Those of us who live between two countries know all about being hostage to superficial categories. I have been held personally responsible for incidents including Leon Klinghoffer’s death, the flaunting of Monica Lewinsky’s dress, and the looting of Baghdad. At times I prefer avoiding Italian dinner parties.
Though you are accountable for every bad thing your native country does, no one ever believes you when you try to straighten them out. A mere week after doing so, I found myself shouting at an acquired cousin who insisted you could not renew a U.S. driver’s license by mail. A friend refused to believe personal experience which suggested that members of Yale’s Skull and Bones club could probably not run the world and that ordering and emptying a keg was the extent of their managerial capabilities; figurati controlling fractious international organizations.

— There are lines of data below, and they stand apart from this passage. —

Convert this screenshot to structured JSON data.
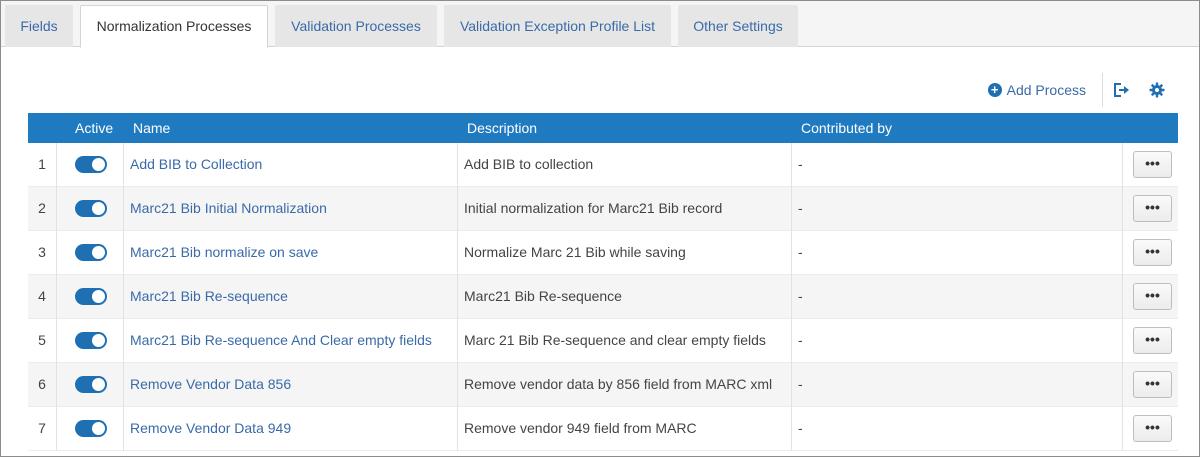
{
  "tabs": [
    {
      "label": "Fields",
      "active": false
    },
    {
      "label": "Normalization Processes",
      "active": true
    },
    {
      "label": "Validation Processes",
      "active": false
    },
    {
      "label": "Validation Exception Profile List",
      "active": false
    },
    {
      "label": "Other Settings",
      "active": false
    }
  ],
  "toolbar": {
    "add_process_label": "Add Process",
    "icons": [
      "plus-circle-icon",
      "export-icon",
      "gear-icon"
    ]
  },
  "table": {
    "headers": {
      "number": "",
      "active": "Active",
      "name": "Name",
      "description": "Description",
      "contributed_by": "Contributed by"
    },
    "rows": [
      {
        "num": "1",
        "active": true,
        "name": "Add BIB to Collection",
        "description": "Add BIB to collection",
        "contributed_by": "-"
      },
      {
        "num": "2",
        "active": true,
        "name": "Marc21 Bib Initial Normalization",
        "description": "Initial normalization for Marc21 Bib record",
        "contributed_by": "-"
      },
      {
        "num": "3",
        "active": true,
        "name": "Marc21 Bib normalize on save",
        "description": "Normalize Marc 21 Bib while saving",
        "contributed_by": "-"
      },
      {
        "num": "4",
        "active": true,
        "name": "Marc21 Bib Re-sequence",
        "description": "Marc21 Bib Re-sequence",
        "contributed_by": "-"
      },
      {
        "num": "5",
        "active": true,
        "name": "Marc21 Bib Re-sequence And Clear empty fields",
        "description": "Marc 21 Bib Re-sequence and clear empty fields",
        "contributed_by": "-"
      },
      {
        "num": "6",
        "active": true,
        "name": "Remove Vendor Data 856",
        "description": "Remove vendor data by 856 field from MARC xml",
        "contributed_by": "-"
      },
      {
        "num": "7",
        "active": true,
        "name": "Remove Vendor Data 949",
        "description": "Remove vendor 949 field from MARC",
        "contributed_by": "-"
      }
    ],
    "row_action_label": "•••"
  },
  "colors": {
    "header_bg": "#1f7ac0",
    "link": "#3a6aa8",
    "toggle_on": "#1f6fb3",
    "tab_bg": "#e6e6e6"
  }
}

Yet these people complain that Americans think Italian and Mafioso are synonyms.
It works both ways for dual-country residents.
Good luck trying to tell an American that daily life in Italy is neither romantic nor beautiful. How many people sigh and tell you that your life on the Peninsula is their dream. They do not want to know you stand in line at the supermarket and ferry children around — just like they do at home. They are convinced I linger in cafés reading the newspaper, drinking cappuccino and fending off hunks who blow kisses at me as they whiz among monuments on motorini.

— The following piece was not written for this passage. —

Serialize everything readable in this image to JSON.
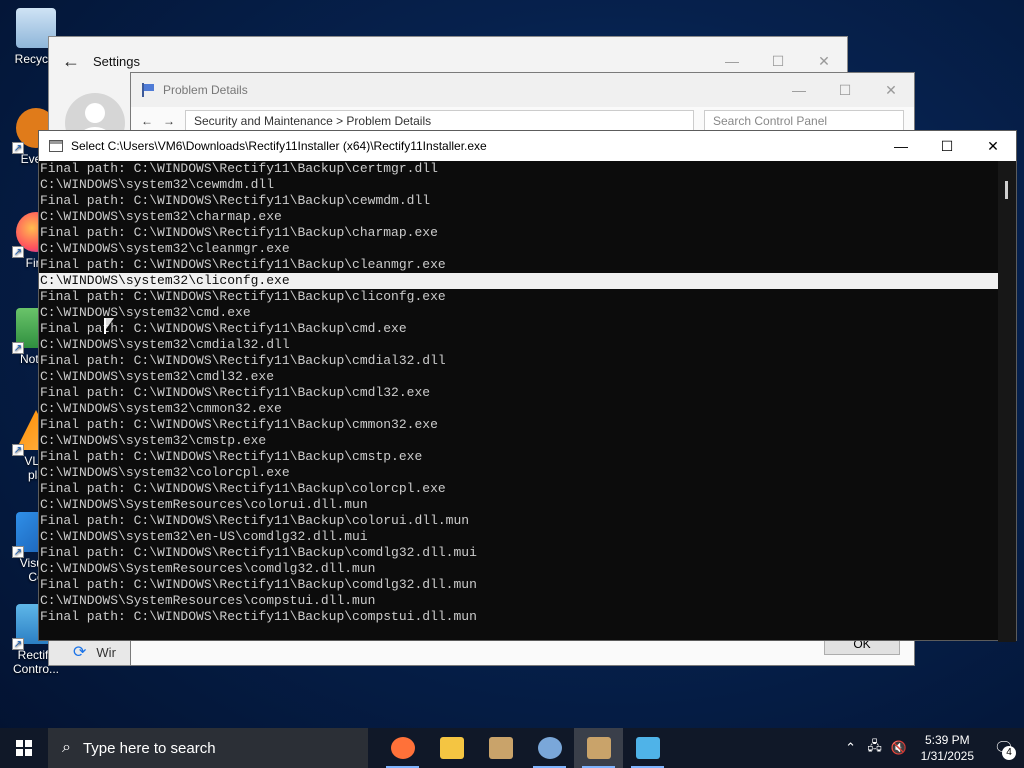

Yes, of course they know that living in Italy is not all the scent of rosemary and sun-warmed pink intonaco walls. There are those pesky but colorful natives who, despite being disorganized, sly and cheerful, dispense eternal truths about the importance of family and the poetry of putting dinner on the table.
Live here long enough of course and it all becomes far less simple. Nothing in Italy is as idiotic as American touch-tone menus. Just try to find a good plumber or electrician in the U.S. or UK, much less one as prompt, polite and skilled as those I rely on in Italy.

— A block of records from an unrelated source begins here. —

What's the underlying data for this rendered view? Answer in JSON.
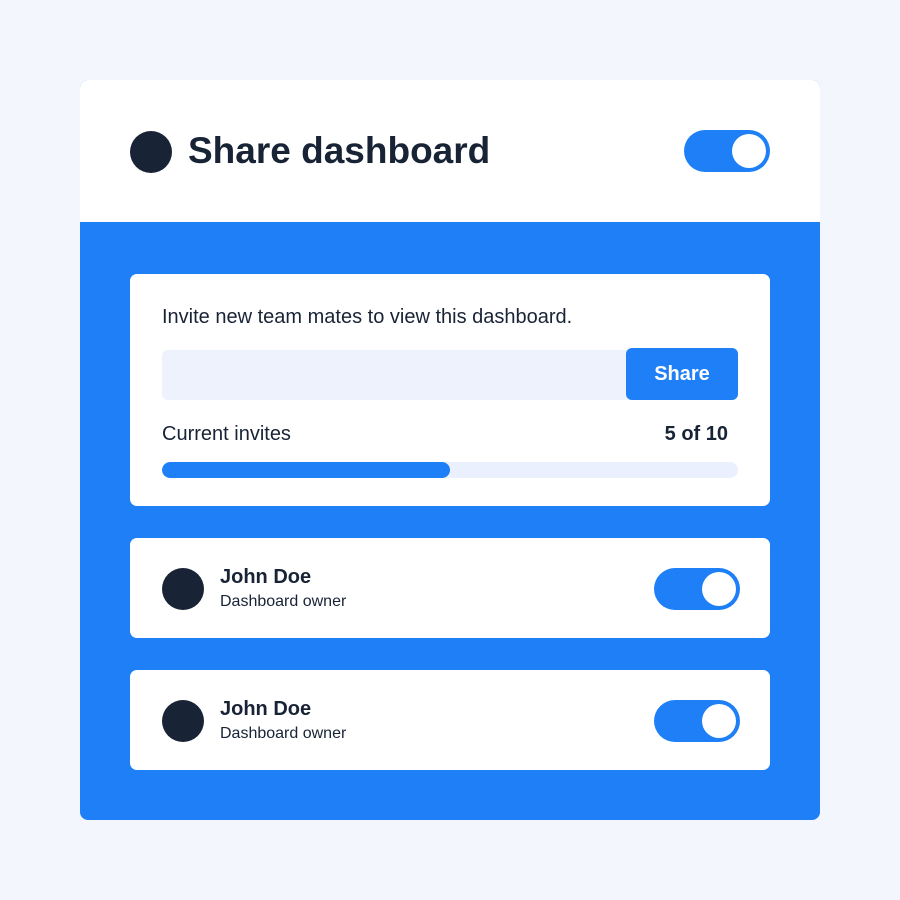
{
  "share_panel": {
    "title": "Share dashboard",
    "header_toggle_enabled": true,
    "invite": {
      "instruction": "Invite new team mates to view this dashboard.",
      "input_value": "",
      "share_label": "Share",
      "current_invites_label": "Current invites",
      "invite_count_text": "5 of 10",
      "invites_used": 5,
      "invites_limit": 10,
      "progress_fraction": 0.5
    },
    "members": [
      {
        "name": "John Doe",
        "role": "Dashboard owner",
        "toggle_enabled": true
      },
      {
        "name": "John Doe",
        "role": "Dashboard owner",
        "toggle_enabled": true
      }
    ],
    "colors": {
      "accent": "#1f7ff6",
      "dark": "#182336",
      "input_background": "#eef2fd",
      "page_background": "#f3f6fd"
    },
    "icons": {
      "header_avatar": "avatar-icon",
      "member_avatar": "avatar-icon",
      "toggle": "toggle-switch-icon"
    }
  }
}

All the stereotypes exist here — and everywhere. If they had no basis in truth, stereotypes could never take root and grow. It is terrible that my friend is harassed in airports, but he shares superficial characteristics with some individuals with bad records. I share characteristics with people interested only in their handicaps and the high price of green fees. It’s too bad for everyone.
Unlike many problems today, solutions are within our grasp. Be patient while waiting for the “You’re not like I thought” moment. Be wary of your own judgments. Residing in an adopted culture that does not recognize your own country’s stereotypes is often liberating. Likewise, living in an adopted culture affords a daily lesson in the pitfalls of prejudice and preconception.
Every year brings a new crop of foreigners to Italy seeking a hackneyed image of Italian life. A word to the wise for this year’s group: Enjoy your Tuscan-sun moments; yes, you’ll have them. But put your Italian stay to better use. Change the storyline. When you return home, tell your friends about the uninspiring meal you will certainly have had. Marvel at the Italians’ superior skill with aspects of high-technology — cell phones, for example. Visit Gorizia, or Frosinone instead of San Gimignano. Back home, notice your pulse rate rise when people can’t parallel park or the bank teller closes her window just when you reach it.
You will have a better Italian trip, and be a better person.